TASK INSTRUCTIONS:
Please repeat all of the records, keeping every word unchanged.

Entries from a dataset of interfaces:

%%

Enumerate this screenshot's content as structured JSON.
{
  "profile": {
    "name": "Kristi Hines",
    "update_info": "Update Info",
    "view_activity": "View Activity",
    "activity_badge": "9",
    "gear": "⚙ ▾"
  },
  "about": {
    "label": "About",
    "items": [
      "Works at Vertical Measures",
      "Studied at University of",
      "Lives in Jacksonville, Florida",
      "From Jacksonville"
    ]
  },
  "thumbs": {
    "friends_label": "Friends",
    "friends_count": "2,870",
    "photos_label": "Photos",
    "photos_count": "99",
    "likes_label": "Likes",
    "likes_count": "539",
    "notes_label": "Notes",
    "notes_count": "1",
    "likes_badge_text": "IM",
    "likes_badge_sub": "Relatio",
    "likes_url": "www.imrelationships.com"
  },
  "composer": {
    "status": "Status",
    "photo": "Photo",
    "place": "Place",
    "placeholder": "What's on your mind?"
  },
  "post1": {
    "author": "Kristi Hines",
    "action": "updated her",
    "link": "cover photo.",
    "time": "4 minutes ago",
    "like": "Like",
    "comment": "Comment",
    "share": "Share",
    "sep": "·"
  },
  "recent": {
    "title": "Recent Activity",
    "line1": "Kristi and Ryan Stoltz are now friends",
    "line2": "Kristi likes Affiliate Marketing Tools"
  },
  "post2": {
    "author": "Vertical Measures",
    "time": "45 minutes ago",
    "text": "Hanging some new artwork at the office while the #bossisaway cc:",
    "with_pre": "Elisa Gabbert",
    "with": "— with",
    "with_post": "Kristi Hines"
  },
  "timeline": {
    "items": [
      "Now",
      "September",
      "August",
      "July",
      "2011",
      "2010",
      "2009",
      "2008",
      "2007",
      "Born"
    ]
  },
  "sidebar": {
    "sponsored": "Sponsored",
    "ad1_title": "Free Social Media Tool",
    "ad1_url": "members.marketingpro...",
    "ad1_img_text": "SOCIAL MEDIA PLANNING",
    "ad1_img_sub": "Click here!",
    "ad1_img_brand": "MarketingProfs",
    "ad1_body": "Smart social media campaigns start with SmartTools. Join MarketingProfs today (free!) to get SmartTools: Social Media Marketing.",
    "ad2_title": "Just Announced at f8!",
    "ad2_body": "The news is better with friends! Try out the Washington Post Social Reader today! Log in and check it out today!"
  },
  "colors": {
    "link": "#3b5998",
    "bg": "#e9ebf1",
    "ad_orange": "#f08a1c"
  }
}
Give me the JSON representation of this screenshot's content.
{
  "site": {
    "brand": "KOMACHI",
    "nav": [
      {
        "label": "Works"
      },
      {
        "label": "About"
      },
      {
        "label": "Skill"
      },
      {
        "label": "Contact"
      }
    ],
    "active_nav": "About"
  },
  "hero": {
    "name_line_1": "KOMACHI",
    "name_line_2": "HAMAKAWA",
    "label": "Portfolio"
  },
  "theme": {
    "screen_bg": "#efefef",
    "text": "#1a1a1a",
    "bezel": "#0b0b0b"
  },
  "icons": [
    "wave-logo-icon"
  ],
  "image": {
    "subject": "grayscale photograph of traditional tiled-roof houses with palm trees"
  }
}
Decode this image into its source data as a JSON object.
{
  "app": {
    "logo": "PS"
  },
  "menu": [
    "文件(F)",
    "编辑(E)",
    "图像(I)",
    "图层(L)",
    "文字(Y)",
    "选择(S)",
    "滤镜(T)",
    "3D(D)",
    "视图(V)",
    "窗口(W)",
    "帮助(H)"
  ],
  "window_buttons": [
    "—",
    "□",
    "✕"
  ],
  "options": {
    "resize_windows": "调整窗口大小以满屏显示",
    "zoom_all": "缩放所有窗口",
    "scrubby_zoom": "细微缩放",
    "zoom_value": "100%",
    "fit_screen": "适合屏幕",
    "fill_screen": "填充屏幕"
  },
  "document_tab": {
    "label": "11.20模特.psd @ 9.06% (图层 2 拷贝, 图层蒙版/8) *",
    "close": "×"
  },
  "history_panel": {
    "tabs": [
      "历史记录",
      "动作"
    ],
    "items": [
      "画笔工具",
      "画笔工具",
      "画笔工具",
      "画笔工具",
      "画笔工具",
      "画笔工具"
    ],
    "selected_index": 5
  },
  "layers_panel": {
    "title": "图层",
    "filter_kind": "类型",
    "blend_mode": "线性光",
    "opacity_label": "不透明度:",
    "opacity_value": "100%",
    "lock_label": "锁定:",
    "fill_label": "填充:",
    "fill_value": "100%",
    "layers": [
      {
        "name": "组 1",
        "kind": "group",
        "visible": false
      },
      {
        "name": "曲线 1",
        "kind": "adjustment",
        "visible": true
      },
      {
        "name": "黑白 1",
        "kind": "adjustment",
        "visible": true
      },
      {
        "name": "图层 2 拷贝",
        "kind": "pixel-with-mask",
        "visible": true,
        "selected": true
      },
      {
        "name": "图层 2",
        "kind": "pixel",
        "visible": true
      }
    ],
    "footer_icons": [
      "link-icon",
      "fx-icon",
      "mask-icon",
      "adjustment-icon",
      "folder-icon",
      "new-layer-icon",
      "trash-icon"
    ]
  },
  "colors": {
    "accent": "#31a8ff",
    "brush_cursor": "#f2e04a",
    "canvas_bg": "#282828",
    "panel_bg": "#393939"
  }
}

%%

ANSWER FOR THIS EXERCISE:
Enumerate this screenshot's content as structured JSON.
{
  "profile": {
    "name": "Kristi Hines",
    "update_info": "Update Info",
    "view_activity": "View Activity",
    "activity_badge": "9",
    "gear": "⚙ ▾"
  },
  "about": {
    "label": "About",
    "items": [
      "Works at Vertical Measures",
      "Studied at University of",
      "Lives in Jacksonville, Florida",
      "From Jacksonville"
    ]
  },
  "thumbs": {
    "friends_label": "Friends",
    "friends_count": "2,870",
    "photos_label": "Photos",
    "photos_count": "99",
    "likes_label": "Likes",
    "likes_count": "539",
    "notes_label": "Notes",
    "notes_count": "1",
    "likes_badge_text": "IM",
    "likes_badge_sub": "Relatio",
    "likes_url": "www.imrelationships.com"
  },
  "composer": {
    "status": "Status",
    "photo": "Photo",
    "place": "Place",
    "placeholder": "What's on your mind?"
  },
  "post1": {
    "author": "Kristi Hines",
    "action": "updated her",
    "link": "cover photo.",
    "time": "4 minutes ago",
    "like": "Like",
    "comment": "Comment",
    "share": "Share",
    "sep": "·"
  },
  "recent": {
    "title": "Recent Activity",
    "line1": "Kristi and Ryan Stoltz are now friends",
    "line2": "Kristi likes Affiliate Marketing Tools"
  },
  "post2": {
    "author": "Vertical Measures",
    "time": "45 minutes ago",
    "text": "Hanging some new artwork at the office while the #bossisaway cc:",
    "with_pre": "Elisa Gabbert",
    "with": "— with",
    "with_post": "Kristi Hines"
  },
  "timeline": {
    "items": [
      "Now",
      "September",
      "August",
      "July",
      "2011",
      "2010",
      "2009",
      "2008",
      "2007",
      "Born"
    ]
  },
  "sidebar": {
    "sponsored": "Sponsored",
    "ad1_title": "Free Social Media Tool",
    "ad1_url": "members.marketingpro...",
    "ad1_img_text": "SOCIAL MEDIA PLANNING",
    "ad1_img_sub": "Click here!",
    "ad1_img_brand": "MarketingProfs",
    "ad1_body": "Smart social media campaigns start with SmartTools. Join MarketingProfs today (free!) to get SmartTools: Social Media Marketing.",
    "ad2_title": "Just Announced at f8!",
    "ad2_body": "The news is better with friends! Try out the Washington Post Social Reader today! Log in and check it out today!"
  },
  "colors": {
    "link": "#3b5998",
    "bg": "#e9ebf1",
    "ad_orange": "#f08a1c"
  }
}
Give me the JSON representation of this screenshot's content.
{
  "site": {
    "brand": "KOMACHI",
    "nav": [
      {
        "label": "Works"
      },
      {
        "label": "About"
      },
      {
        "label": "Skill"
      },
      {
        "label": "Contact"
      }
    ],
    "active_nav": "About"
  },
  "hero": {
    "name_line_1": "KOMACHI",
    "name_line_2": "HAMAKAWA",
    "label": "Portfolio"
  },
  "theme": {
    "screen_bg": "#efefef",
    "text": "#1a1a1a",
    "bezel": "#0b0b0b"
  },
  "icons": [
    "wave-logo-icon"
  ],
  "image": {
    "subject": "grayscale photograph of traditional tiled-roof houses with palm trees"
  }
}
Decode this image into its source data as a JSON object.
{
  "app": {
    "logo": "PS"
  },
  "menu": [
    "文件(F)",
    "编辑(E)",
    "图像(I)",
    "图层(L)",
    "文字(Y)",
    "选择(S)",
    "滤镜(T)",
    "3D(D)",
    "视图(V)",
    "窗口(W)",
    "帮助(H)"
  ],
  "window_buttons": [
    "—",
    "□",
    "✕"
  ],
  "options": {
    "resize_windows": "调整窗口大小以满屏显示",
    "zoom_all": "缩放所有窗口",
    "scrubby_zoom": "细微缩放",
    "zoom_value": "100%",
    "fit_screen": "适合屏幕",
    "fill_screen": "填充屏幕"
  },
  "document_tab": {
    "label": "11.20模特.psd @ 9.06% (图层 2 拷贝, 图层蒙版/8) *",
    "close": "×"
  },
  "history_panel": {
    "tabs": [
      "历史记录",
      "动作"
    ],
    "items": [
      "画笔工具",
      "画笔工具",
      "画笔工具",
      "画笔工具",
      "画笔工具",
      "画笔工具"
    ],
    "selected_index": 5
  },
  "layers_panel": {
    "title": "图层",
    "filter_kind": "类型",
    "blend_mode": "线性光",
    "opacity_label": "不透明度:",
    "opacity_value": "100%",
    "lock_label": "锁定:",
    "fill_label": "填充:",
    "fill_value": "100%",
    "layers": [
      {
        "name": "组 1",
        "kind": "group",
        "visible": false
      },
      {
        "name": "曲线 1",
        "kind": "adjustment",
        "visible": true
      },
      {
        "name": "黑白 1",
        "kind": "adjustment",
        "visible": true
      },
      {
        "name": "图层 2 拷贝",
        "kind": "pixel-with-mask",
        "visible": true,
        "selected": true
      },
      {
        "name": "图层 2",
        "kind": "pixel",
        "visible": true
      }
    ],
    "footer_icons": [
      "link-icon",
      "fx-icon",
      "mask-icon",
      "adjustment-icon",
      "folder-icon",
      "new-layer-icon",
      "trash-icon"
    ]
  },
  "colors": {
    "accent": "#31a8ff",
    "brush_cursor": "#f2e04a",
    "canvas_bg": "#282828",
    "panel_bg": "#393939"
  }
}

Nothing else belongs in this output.